# Are the topology of a manifold and the topology induced by the metric of a manifold the same?

I am just learning what a topology is and from what I have understood up till now is that a topological space is nothing but a set with a notion of nearness that is given introducing open sets.

Ok, so, in the definition of manifold that I have seen (in Wald's general relativity book) a manifold is constructed mapping subsets of the manifold to be set with open subsets of $\mathbb{R}^n$.

This way we introduce a topology in our manifold to be, since we can use the notion of open balls in $\mathbb{R}^n$ to define open balls of the manifold and hence we get a topology.

Now, we can add more structure to the manifold endowing it with a metric and making it a metric space.

Now my question. I know that a metric induces naturally a topology. But we already had a topology before itroducing the metric structure, so, are this two topologies the same topology?

• Doesn't it matter if the metric is a riemannian one or a lorentzian one? – PhoenixPerson Aug 8 '14 at 16:06
• Of course, the metric must be Riemannian. You don't get a metric space otherwise. – Zhen Lin Aug 8 '14 at 16:06
• in place of a riemmanian metric you could (as is done in general relativity) define a pseudo-riemmanian metric right? – PhoenixPerson Aug 8 '14 at 16:08
• No, that wouldn't work.
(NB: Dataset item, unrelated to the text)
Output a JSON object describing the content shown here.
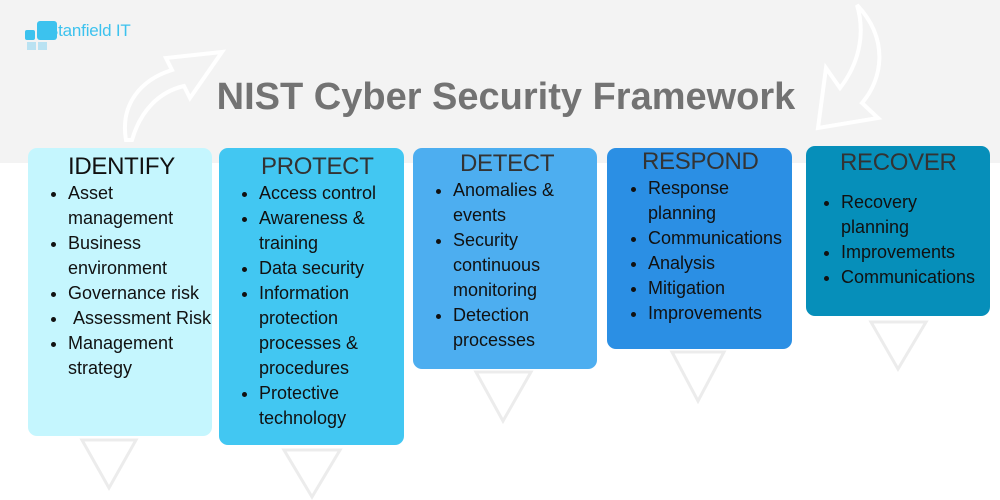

In a pseudo-Riemannian metric there can be distinct points that are distance zero apart, which cannot happen in a metric space. – Zhen Lin Aug 8 '14 at 16:10
• In terms of pseudo-Riemannian manifolds, you may be interested in the Alexandrov topology. – Willie Wong Aug 21 '14 at 10:44